The National Football League’s $350 million Play 60 health and exercise program for school kids is actually a trojan horse for NFL marketing, critics say, at a time when kids’ football participation is declining due to concerns about brain damage.
Now in its 10th year, Play 60 encourages kids to exercise for 60 minutes every day, offering a curriculum of football-themed drills and nutrition tips as well as $4,000 grants to buy gym equipment. The league has partnered with the American Heart Association, Special Olympics, United Way, and other public health advocates on the program, which has reached 73,000 schools, according to the league, more than half of all public and private schools nationwide.
The program aims to curb the epidemic of US childhood obesity, with 1 in 5 children now obese, triple the rate of the 1970s, according to the CDC. But in a new analysis in the Journal of Sport and Social Issues, communications scholar Adam Rugg of Fairfield University in Connecticut suggests the program, conducted in partnership with the US Department of Agriculture, is just a way for the NFL to sell football to young kids, despite recent revelations of the sport’s link to brain injuries.
“I think a central question in all of this is: How large a role should the NFL play in public health campaigns when medical research increasingly points to football itself as a public health detriment?” Rugg told BuzzFeed News. He called Play 60 “a way for the NFL to pitch itself to students, and [it] does so without much scrutiny or oversight.”
In response, NFL spokesperson Brian McCarthy said that Play 60 was created in response to calls from leading nonprofits and government agencies. The initiative has provided millions of children with new fields and playgrounds, he said, as well as educational tools to promote healthy eating habits. “We are proud of the work accomplished through the PLAY 60 initiative and look forward to continuing this important work with our partners.”
The AHA also defended the program.
“The American Heart Association is proud of the accomplishments of the Play 60 initiative,” Eduardo Sanchez, the AHA’s chief medical officer for prevention, said in an emailed statement to BuzzFeed News. Some 4.5 million children have participated to date, he said. “PLAY 60 engages kids in physical activity, helping build healthy kids and future generations of healthy adults.”
Rugg sees it differently, pointing out that the program includes exercise drills such as the “NFL Coast to Coast Workout” and the “NFL Team Challenge,” as well as a “History of the NFL” quiz. These are clear examples of the league marketing to children without much oversight, Rugg suggests in his analysis. And Play 60 has become integrated into NFL-sponsored flag football leagues that in turn funnel kids into the USA Football’s “Heads Up” tackle football program for kids, supported by the NFL and subject to controversy over disputed claims that it reduces concussions.
About 1 million kids played tackle football nationwide last year, a 5% decline since 2008. The drop is widely linked to news of brain injuries among league athletes.

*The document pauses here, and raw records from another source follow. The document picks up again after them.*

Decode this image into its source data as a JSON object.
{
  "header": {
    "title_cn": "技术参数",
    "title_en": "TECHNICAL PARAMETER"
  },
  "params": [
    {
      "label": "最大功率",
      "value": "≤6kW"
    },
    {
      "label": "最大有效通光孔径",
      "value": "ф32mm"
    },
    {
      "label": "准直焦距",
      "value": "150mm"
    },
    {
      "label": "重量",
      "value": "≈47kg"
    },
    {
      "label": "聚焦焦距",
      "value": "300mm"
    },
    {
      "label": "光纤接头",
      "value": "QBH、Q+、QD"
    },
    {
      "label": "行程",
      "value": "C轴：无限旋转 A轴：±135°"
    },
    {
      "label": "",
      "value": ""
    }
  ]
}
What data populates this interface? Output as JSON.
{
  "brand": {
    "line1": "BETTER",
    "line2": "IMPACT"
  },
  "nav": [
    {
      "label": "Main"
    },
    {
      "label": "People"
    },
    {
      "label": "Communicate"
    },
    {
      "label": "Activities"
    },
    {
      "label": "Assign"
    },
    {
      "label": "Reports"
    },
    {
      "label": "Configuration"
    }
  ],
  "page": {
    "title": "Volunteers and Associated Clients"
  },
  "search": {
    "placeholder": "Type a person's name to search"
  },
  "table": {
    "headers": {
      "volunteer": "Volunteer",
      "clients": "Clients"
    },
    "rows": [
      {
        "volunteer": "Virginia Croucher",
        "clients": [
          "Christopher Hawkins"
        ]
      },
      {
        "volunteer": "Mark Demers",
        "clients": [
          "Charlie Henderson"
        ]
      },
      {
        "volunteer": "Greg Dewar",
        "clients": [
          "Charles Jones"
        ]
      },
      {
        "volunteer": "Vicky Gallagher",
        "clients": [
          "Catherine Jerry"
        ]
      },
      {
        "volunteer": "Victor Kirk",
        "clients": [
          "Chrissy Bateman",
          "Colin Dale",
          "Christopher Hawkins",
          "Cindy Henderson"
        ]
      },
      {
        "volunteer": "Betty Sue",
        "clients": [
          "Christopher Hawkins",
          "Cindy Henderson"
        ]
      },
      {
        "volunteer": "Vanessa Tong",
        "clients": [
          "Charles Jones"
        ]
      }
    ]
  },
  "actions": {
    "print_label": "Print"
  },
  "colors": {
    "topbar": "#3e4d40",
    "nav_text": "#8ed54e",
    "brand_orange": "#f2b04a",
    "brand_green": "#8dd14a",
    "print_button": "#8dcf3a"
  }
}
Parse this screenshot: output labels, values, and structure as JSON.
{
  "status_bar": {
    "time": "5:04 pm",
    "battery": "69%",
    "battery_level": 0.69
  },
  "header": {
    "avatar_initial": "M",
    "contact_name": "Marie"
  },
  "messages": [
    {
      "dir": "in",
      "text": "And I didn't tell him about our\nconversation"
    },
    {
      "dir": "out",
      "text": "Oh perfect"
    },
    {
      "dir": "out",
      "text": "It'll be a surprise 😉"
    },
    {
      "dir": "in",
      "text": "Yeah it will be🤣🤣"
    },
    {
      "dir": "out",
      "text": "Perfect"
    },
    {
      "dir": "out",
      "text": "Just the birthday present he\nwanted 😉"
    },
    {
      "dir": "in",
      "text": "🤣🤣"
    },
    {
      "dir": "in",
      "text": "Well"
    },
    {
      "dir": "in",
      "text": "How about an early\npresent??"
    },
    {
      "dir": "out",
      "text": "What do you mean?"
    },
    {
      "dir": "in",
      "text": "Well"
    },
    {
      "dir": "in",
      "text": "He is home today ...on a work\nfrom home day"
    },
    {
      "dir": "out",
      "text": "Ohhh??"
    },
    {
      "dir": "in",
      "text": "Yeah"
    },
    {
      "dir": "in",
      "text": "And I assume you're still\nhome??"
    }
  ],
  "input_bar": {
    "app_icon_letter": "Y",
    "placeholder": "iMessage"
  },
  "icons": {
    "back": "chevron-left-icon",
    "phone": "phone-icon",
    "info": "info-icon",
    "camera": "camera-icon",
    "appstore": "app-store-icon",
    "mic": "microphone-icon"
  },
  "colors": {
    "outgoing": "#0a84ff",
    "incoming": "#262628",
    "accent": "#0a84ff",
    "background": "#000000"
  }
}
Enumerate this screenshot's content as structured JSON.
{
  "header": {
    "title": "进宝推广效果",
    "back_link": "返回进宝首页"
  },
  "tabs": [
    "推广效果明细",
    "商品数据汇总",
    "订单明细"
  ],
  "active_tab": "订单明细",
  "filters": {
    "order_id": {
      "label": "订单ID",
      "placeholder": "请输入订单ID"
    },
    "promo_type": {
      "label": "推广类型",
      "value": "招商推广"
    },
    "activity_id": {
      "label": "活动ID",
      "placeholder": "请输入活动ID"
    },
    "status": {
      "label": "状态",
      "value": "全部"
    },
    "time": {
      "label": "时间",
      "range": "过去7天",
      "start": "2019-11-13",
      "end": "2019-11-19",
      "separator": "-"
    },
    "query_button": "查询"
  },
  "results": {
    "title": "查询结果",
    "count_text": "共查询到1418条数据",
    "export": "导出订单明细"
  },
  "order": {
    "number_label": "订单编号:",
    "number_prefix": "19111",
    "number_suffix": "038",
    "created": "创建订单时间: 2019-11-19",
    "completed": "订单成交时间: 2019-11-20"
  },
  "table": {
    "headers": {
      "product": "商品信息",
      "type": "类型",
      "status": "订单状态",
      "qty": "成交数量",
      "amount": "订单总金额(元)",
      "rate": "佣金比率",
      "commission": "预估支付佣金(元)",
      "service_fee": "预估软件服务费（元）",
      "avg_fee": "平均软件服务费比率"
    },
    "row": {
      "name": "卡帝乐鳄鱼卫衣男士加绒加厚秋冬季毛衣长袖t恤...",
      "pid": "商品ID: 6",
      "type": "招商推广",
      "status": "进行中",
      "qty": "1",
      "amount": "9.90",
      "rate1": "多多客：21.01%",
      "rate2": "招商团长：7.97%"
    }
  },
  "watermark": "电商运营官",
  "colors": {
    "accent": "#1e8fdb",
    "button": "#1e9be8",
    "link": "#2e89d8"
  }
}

“Public education in this country has been getting less and less funding and creates the conditions to give corporations like the NFL access to schoolchildren without oversight,” Jeffrey Montez de Oca of the Center for Critical Sport Studies at the University of Colorado, Colorado Springs, told BuzzFeed News.
With Play 60, he added, “the NFL is responding to really bad PR over CTE” — chronic traumatic encephalopathy, a brain condition linked to repeated blows to the head — “because they know its biggest fans are made when they are young.”
Some health educators who have studied Play 60, however, suggest the criticism overlooks the benefits of the program. “There is little doubt that Play 60 serves the NFL’s fan development objectives by increasing youth involvement,” Emily Sparvero of the University of Texas at Austin told BuzzFeed News by email. “However, NFL Play 60 does make a positive contribution to kids and schools.”
A 2017 American Journal of Preventive Medicine analysis of 497 schools that participated in the program found small increases, around 3%, in aerobic capacity of kids who participated compared to those who didn’t. The study was funded by the NFL Foundation. Its authors did not respond to requests for comment.
The AHA partnership does provide the program with public health legitimacy, while the donations and “celebrity cachet” keeps students and teachers interested, Sparvero said.
A flag football coach himself (“it’s a great, great sport,” he said), Montez de Oca is less happy about such corporate advertising in schools. “This is obviously something that schools should be funded well enough to do on their own. And contributions from the NFL are never going to make up for cuts to education.”